Work through the records that follow and return each line containing the word "cover".

EXERCISE MATERIALS section start

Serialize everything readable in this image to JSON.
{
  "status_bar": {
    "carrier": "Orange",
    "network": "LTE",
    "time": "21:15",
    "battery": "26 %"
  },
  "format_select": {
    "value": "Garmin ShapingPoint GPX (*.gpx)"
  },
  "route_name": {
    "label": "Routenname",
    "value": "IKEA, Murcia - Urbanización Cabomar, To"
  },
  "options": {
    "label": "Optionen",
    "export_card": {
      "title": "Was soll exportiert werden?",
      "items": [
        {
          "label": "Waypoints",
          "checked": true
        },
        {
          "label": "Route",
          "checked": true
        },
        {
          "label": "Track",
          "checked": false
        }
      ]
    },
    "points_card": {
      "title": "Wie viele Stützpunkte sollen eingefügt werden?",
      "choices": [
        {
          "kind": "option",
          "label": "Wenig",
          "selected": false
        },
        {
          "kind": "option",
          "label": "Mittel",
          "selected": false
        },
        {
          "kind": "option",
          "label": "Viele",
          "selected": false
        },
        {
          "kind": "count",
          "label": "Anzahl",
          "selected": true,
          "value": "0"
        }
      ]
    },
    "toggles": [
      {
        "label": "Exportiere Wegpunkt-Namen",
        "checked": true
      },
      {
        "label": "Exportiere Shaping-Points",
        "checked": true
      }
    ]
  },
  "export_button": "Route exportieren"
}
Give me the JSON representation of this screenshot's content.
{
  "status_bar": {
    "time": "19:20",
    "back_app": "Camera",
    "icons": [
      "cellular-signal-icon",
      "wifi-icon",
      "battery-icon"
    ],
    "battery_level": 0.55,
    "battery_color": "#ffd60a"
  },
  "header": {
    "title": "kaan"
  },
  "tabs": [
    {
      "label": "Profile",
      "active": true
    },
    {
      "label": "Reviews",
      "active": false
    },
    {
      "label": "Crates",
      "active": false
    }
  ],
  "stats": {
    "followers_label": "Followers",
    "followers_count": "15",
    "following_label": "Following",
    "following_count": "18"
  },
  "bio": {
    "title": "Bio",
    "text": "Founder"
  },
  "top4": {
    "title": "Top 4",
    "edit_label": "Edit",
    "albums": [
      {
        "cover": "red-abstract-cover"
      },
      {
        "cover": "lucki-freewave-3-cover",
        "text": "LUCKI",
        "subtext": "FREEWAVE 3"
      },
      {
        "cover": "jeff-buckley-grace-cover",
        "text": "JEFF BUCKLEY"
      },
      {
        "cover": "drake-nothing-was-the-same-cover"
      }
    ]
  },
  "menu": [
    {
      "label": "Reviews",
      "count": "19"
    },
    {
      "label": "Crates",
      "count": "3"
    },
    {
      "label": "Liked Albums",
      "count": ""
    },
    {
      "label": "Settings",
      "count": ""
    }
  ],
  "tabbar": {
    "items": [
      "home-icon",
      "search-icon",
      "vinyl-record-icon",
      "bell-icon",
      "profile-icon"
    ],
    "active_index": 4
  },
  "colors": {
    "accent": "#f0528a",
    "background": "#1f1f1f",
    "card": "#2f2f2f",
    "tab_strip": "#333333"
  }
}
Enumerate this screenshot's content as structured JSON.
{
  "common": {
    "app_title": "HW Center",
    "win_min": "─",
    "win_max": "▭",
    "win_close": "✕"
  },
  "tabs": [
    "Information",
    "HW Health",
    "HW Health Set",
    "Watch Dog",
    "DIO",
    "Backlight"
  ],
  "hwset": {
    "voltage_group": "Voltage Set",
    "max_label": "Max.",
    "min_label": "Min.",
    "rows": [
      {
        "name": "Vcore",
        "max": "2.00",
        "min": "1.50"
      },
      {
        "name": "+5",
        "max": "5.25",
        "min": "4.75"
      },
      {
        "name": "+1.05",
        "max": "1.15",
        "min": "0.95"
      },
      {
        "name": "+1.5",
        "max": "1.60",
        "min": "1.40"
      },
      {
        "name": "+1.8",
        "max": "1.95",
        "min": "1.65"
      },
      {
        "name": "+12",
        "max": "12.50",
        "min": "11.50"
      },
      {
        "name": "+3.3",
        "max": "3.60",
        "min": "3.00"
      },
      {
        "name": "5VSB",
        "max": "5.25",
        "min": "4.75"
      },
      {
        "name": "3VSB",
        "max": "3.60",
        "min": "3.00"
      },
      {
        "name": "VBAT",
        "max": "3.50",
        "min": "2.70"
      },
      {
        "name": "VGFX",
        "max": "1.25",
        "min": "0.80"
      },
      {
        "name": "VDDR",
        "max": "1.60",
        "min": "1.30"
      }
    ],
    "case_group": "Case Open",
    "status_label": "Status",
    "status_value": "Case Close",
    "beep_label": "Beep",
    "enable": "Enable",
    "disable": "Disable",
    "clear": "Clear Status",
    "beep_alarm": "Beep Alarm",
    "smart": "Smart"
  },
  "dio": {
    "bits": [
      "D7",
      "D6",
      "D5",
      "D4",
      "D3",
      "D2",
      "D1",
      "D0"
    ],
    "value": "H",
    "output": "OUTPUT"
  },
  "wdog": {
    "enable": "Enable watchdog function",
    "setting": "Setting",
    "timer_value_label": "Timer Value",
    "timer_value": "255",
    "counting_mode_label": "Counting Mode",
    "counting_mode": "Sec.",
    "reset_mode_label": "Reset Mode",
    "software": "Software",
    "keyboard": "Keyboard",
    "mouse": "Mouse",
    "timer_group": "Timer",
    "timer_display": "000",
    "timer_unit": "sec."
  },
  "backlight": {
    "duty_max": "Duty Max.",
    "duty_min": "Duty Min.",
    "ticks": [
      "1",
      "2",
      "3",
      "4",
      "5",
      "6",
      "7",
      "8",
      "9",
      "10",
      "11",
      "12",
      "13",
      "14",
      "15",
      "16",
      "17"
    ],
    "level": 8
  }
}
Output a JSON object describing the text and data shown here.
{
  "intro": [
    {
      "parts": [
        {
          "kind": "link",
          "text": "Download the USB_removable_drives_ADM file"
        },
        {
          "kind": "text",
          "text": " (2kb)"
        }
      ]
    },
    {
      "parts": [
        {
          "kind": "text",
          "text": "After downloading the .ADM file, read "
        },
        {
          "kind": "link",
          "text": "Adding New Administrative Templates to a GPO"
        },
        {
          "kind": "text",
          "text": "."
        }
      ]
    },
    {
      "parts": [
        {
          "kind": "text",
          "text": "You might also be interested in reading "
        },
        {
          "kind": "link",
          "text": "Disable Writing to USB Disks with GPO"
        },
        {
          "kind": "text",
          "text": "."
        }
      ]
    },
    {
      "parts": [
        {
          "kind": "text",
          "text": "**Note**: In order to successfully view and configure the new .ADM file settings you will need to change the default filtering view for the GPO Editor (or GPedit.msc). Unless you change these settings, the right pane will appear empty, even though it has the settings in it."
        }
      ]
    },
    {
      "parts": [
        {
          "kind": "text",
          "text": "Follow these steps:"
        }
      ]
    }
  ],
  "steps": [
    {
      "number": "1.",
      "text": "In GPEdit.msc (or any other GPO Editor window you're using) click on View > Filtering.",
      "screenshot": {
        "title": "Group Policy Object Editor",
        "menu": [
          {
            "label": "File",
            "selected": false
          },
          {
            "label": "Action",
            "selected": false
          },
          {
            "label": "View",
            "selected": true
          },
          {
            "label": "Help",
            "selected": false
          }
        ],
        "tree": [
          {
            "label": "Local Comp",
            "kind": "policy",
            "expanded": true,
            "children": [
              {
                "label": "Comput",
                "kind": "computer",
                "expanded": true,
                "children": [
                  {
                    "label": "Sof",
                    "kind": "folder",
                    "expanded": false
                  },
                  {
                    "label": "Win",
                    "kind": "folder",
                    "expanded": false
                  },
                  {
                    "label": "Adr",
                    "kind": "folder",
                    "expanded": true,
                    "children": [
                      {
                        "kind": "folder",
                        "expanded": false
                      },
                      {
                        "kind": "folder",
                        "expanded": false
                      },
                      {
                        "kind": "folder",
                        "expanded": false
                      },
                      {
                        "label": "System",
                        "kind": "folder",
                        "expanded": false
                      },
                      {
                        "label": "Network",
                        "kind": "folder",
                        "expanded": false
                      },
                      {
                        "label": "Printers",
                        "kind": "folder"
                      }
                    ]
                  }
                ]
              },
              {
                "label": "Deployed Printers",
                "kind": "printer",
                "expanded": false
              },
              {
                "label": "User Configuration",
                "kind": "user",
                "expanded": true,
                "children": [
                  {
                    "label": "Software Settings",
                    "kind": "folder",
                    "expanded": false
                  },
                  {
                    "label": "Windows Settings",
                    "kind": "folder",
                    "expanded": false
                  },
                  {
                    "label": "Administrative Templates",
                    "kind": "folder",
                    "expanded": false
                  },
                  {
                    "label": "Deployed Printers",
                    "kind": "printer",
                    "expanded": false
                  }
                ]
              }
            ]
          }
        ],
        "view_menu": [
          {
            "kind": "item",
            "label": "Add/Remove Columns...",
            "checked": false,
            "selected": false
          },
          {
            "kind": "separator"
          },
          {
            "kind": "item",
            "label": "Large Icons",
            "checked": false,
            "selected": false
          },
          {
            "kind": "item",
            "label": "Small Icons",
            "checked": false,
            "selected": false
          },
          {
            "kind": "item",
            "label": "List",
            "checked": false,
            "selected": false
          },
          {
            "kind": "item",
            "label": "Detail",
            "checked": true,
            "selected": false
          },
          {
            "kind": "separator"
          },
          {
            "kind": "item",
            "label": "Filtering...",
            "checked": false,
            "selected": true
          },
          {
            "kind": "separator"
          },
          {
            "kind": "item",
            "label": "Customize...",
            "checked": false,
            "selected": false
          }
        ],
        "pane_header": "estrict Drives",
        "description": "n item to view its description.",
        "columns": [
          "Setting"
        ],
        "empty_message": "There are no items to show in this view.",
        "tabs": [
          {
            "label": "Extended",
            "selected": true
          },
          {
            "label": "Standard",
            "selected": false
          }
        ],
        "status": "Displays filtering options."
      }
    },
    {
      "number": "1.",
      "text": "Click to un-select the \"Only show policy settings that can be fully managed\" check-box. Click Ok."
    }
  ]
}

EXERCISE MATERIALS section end

REPLY
        "cover": "red-abstract-cover"
        "cover": "lucki-freewave-3-cover",
        "cover": "jeff-buckley-grace-cover",
        "cover": "drake-nothing-was-the-same-cover"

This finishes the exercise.